** TASK DIRECTIONS **
Scan the data below and pick out the lines containing the word "change".

** Stored data **
######
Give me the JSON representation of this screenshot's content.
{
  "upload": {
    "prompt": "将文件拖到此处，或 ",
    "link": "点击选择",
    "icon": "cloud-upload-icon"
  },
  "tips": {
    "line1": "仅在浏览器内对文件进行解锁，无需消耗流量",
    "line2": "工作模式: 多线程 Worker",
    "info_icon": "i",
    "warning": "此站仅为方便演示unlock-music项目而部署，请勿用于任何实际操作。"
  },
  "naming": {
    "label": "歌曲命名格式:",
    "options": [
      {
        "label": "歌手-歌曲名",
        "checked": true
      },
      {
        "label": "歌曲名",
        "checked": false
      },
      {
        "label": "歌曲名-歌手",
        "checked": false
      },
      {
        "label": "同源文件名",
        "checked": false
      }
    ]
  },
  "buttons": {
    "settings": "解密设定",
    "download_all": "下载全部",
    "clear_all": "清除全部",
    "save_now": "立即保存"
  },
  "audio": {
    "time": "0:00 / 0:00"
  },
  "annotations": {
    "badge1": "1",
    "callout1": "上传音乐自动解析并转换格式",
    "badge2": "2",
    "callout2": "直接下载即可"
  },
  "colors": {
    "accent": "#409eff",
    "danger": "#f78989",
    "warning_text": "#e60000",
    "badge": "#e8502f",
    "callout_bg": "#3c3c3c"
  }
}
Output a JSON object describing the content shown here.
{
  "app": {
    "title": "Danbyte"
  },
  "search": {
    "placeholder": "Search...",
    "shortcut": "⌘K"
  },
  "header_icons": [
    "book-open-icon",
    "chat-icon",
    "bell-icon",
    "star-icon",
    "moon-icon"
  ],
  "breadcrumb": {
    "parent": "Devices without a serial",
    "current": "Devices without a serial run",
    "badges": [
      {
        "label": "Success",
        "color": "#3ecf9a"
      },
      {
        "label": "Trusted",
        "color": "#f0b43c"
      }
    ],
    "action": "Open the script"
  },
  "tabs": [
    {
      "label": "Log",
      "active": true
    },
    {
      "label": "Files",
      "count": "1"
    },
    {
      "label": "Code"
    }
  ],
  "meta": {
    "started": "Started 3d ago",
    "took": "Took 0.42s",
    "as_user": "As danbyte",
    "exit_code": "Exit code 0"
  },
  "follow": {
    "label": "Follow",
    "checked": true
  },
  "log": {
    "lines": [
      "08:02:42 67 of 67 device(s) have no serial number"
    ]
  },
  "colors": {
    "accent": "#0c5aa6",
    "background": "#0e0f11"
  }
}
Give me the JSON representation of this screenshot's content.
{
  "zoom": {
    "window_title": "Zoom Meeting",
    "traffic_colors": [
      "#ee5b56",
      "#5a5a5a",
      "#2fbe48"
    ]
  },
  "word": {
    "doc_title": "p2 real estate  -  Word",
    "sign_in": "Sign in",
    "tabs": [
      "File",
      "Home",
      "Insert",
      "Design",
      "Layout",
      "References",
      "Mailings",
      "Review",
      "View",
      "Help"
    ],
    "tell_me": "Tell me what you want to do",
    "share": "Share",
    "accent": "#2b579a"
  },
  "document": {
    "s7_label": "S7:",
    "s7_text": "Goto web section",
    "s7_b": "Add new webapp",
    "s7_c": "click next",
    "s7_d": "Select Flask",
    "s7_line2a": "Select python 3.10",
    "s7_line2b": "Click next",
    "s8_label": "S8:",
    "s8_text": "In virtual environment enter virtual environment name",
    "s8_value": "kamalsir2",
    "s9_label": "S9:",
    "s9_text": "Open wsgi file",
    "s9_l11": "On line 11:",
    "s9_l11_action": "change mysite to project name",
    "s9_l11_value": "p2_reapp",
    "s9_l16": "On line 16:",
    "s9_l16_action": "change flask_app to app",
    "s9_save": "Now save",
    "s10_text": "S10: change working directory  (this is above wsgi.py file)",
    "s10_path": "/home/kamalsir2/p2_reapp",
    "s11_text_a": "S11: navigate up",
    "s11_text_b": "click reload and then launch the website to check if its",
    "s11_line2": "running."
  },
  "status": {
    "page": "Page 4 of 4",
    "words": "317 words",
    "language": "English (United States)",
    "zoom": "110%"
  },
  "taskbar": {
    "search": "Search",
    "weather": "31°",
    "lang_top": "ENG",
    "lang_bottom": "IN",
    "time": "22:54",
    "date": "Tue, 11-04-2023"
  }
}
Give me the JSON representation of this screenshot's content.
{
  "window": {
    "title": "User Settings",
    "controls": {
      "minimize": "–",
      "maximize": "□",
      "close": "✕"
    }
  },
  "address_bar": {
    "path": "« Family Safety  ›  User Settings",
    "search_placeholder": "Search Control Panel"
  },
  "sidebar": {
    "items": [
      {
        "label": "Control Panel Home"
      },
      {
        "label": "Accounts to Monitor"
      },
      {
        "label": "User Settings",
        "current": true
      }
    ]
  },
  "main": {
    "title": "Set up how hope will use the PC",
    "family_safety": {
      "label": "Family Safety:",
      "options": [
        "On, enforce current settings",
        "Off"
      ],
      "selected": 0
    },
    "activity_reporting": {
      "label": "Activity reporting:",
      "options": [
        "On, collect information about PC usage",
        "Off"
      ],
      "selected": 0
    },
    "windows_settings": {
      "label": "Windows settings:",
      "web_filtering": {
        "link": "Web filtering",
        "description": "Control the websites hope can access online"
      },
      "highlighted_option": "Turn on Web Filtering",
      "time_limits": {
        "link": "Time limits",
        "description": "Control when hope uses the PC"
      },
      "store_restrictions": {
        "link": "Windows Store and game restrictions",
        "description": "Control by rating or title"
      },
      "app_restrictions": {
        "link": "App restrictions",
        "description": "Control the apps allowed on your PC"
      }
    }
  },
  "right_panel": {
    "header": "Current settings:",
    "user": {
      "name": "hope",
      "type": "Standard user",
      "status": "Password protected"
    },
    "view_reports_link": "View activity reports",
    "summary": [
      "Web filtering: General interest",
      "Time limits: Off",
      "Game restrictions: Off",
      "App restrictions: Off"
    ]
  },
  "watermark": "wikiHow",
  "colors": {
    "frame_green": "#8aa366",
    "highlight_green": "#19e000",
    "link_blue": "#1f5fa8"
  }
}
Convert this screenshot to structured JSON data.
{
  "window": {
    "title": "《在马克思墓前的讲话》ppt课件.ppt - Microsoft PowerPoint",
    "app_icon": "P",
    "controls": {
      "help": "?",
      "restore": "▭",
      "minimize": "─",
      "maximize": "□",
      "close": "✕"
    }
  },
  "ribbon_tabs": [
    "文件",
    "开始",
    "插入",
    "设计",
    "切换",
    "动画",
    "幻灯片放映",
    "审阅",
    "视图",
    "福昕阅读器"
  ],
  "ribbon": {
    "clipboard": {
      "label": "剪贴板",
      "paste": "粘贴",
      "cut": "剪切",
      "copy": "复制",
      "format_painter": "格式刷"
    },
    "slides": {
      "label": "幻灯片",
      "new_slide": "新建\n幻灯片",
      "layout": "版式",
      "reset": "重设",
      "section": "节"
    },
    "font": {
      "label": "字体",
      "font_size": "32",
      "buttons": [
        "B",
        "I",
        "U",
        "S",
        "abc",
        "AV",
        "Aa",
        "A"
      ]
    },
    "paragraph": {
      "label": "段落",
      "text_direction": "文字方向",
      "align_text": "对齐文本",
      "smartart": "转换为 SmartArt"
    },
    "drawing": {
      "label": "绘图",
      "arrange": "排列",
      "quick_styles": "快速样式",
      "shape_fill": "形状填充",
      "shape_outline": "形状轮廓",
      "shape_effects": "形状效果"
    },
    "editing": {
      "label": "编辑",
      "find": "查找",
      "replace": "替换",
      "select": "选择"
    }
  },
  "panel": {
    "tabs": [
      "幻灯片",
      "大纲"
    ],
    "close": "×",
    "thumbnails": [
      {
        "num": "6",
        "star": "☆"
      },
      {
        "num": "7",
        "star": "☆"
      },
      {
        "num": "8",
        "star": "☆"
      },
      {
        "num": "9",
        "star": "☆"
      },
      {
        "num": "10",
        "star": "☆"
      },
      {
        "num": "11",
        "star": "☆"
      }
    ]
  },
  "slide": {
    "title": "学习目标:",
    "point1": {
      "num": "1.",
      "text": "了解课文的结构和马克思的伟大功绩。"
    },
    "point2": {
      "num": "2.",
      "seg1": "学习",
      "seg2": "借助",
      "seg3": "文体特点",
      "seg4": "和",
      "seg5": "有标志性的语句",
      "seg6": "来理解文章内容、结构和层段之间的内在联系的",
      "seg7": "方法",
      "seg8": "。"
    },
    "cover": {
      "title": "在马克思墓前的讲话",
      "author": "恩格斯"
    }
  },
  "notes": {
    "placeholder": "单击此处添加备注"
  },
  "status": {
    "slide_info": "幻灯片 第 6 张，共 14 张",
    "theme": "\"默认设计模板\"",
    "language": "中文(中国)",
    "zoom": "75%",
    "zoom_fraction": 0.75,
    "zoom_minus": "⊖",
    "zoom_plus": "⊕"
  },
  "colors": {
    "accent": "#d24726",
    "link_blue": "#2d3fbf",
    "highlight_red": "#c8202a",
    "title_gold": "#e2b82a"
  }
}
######
** FINAL ANSWER **
    "s9_l11_action": "change mysite to project name",
    "s9_l16_action": "change flask_app to app",
    "s10_text": "S10: change working directory  (this is above wsgi.py file)",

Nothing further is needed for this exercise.